### SUPPLIED ENTRIES

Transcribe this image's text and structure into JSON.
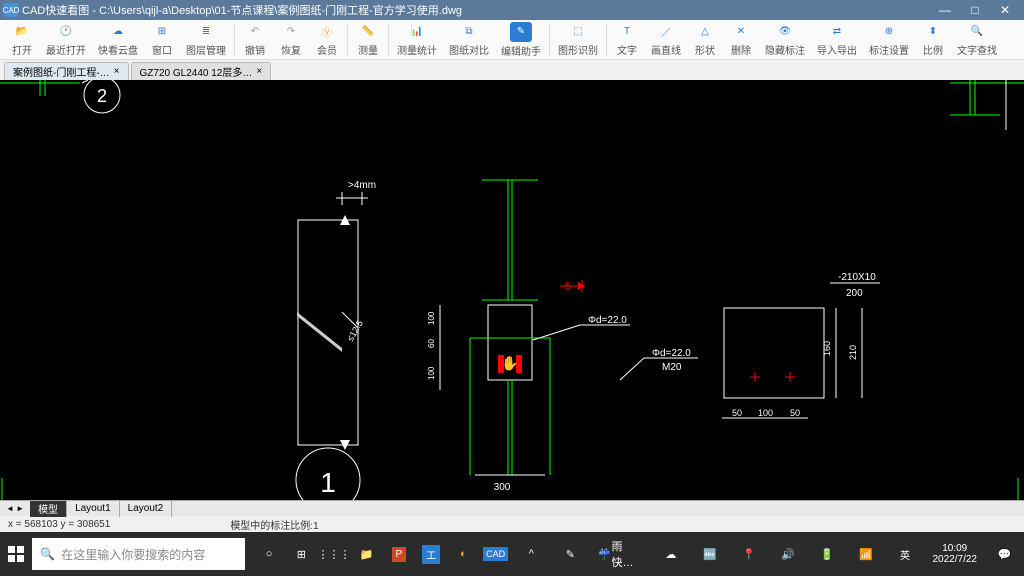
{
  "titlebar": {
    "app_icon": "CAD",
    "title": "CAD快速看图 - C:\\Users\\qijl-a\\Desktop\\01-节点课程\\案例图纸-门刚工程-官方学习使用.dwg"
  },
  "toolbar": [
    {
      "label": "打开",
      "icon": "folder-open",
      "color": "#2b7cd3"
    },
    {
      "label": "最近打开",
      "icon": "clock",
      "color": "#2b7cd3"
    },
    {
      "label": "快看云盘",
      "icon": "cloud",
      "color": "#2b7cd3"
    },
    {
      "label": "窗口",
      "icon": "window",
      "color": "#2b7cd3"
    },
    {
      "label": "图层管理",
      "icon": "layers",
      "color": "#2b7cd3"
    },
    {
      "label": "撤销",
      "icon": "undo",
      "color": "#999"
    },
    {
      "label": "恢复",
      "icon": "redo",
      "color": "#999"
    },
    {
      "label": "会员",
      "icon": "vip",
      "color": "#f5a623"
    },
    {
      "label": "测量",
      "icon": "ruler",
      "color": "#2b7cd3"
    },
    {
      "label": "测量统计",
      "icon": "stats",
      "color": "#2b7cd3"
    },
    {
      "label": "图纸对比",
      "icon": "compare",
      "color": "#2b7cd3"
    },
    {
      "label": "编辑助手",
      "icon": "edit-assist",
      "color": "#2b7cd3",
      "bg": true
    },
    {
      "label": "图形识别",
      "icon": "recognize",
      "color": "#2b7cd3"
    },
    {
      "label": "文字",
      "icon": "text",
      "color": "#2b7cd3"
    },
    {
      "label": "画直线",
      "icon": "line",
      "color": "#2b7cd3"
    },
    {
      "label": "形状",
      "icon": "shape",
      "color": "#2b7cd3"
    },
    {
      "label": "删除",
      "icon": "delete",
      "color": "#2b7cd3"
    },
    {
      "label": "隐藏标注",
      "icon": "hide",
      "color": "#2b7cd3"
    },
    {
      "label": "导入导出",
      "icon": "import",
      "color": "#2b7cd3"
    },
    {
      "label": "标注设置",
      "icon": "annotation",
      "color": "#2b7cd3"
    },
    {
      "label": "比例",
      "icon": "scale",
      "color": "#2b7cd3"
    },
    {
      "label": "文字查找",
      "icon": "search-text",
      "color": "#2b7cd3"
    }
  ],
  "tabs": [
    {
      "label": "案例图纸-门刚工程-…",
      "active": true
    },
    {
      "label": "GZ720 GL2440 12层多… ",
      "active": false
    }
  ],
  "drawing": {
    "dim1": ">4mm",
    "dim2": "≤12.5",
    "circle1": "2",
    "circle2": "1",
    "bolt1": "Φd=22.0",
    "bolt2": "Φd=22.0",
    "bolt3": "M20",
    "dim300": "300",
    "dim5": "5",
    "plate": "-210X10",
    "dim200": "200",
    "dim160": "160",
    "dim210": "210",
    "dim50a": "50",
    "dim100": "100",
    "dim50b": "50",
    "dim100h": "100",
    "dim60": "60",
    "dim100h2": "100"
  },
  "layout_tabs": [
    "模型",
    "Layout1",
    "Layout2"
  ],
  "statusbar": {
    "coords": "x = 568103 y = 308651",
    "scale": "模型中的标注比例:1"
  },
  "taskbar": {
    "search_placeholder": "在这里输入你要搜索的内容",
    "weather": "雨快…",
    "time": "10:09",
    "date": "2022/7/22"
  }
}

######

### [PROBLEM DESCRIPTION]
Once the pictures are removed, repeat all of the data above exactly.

### [RESULT FOR THIS EXERCISE]
Transcribe this image's text and structure into JSON.
{
  "titlebar": {
    "app_icon": "CAD",
    "title": "CAD快速看图 - C:\\Users\\qijl-a\\Desktop\\01-节点课程\\案例图纸-门刚工程-官方学习使用.dwg"
  },
  "toolbar": [
    {
      "label": "打开",
      "icon": "folder-open",
      "color": "#2b7cd3"
    },
    {
      "label": "最近打开",
      "icon": "clock",
      "color": "#2b7cd3"
    },
    {
      "label": "快看云盘",
      "icon": "cloud",
      "color": "#2b7cd3"
    },
    {
      "label": "窗口",
      "icon": "window",
      "color": "#2b7cd3"
    },
    {
      "label": "图层管理",
      "icon": "layers",
      "color": "#2b7cd3"
    },
    {
      "label": "撤销",
      "icon": "undo",
      "color": "#999"
    },
    {
      "label": "恢复",
      "icon": "redo",
      "color": "#999"
    },
    {
      "label": "会员",
      "icon": "vip",
      "color": "#f5a623"
    },
    {
      "label": "测量",
      "icon": "ruler",
      "color": "#2b7cd3"
    },
    {
      "label": "测量统计",
      "icon": "stats",
      "color": "#2b7cd3"
    },
    {
      "label": "图纸对比",
      "icon": "compare",
      "color": "#2b7cd3"
    },
    {
      "label": "编辑助手",
      "icon": "edit-assist",
      "color": "#2b7cd3",
      "bg": true
    },
    {
      "label": "图形识别",
      "icon": "recognize",
      "color": "#2b7cd3"
    },
    {
      "label": "文字",
      "icon": "text",
      "color": "#2b7cd3"
    },
    {
      "label": "画直线",
      "icon": "line",
      "color": "#2b7cd3"
    },
    {
      "label": "形状",
      "icon": "shape",
      "color": "#2b7cd3"
    },
    {
      "label": "删除",
      "icon": "delete",
      "color": "#2b7cd3"
    },
    {
      "label": "隐藏标注",
      "icon": "hide",
      "color": "#2b7cd3"
    },
    {
      "label": "导入导出",
      "icon": "import",
      "color": "#2b7cd3"
    },
    {
      "label": "标注设置",
      "icon": "annotation",
      "color": "#2b7cd3"
    },
    {
      "label": "比例",
      "icon": "scale",
      "color": "#2b7cd3"
    },
    {
      "label": "文字查找",
      "icon": "search-text",
      "color": "#2b7cd3"
    }
  ],
  "tabs": [
    {
      "label": "案例图纸-门刚工程-…",
      "active": true
    },
    {
      "label": "GZ720 GL2440 12层多… ",
      "active": false
    }
  ],
  "drawing": {
    "dim1": ">4mm",
    "dim2": "≤12.5",
    "circle1": "2",
    "circle2": "1",
    "bolt1": "Φd=22.0",
    "bolt2": "Φd=22.0",
    "bolt3": "M20",
    "dim300": "300",
    "dim5": "5",
    "plate": "-210X10",
    "dim200": "200",
    "dim160": "160",
    "dim210": "210",
    "dim50a": "50",
    "dim100": "100",
    "dim50b": "50",
    "dim100h": "100",
    "dim60": "60",
    "dim100h2": "100"
  },
  "layout_tabs": [
    "模型",
    "Layout1",
    "Layout2"
  ],
  "statusbar": {
    "coords": "x = 568103 y = 308651",
    "scale": "模型中的标注比例:1"
  },
  "taskbar": {
    "search_placeholder": "在这里输入你要搜索的内容",
    "weather": "雨快…",
    "time": "10:09",
    "date": "2022/7/22"
  }
}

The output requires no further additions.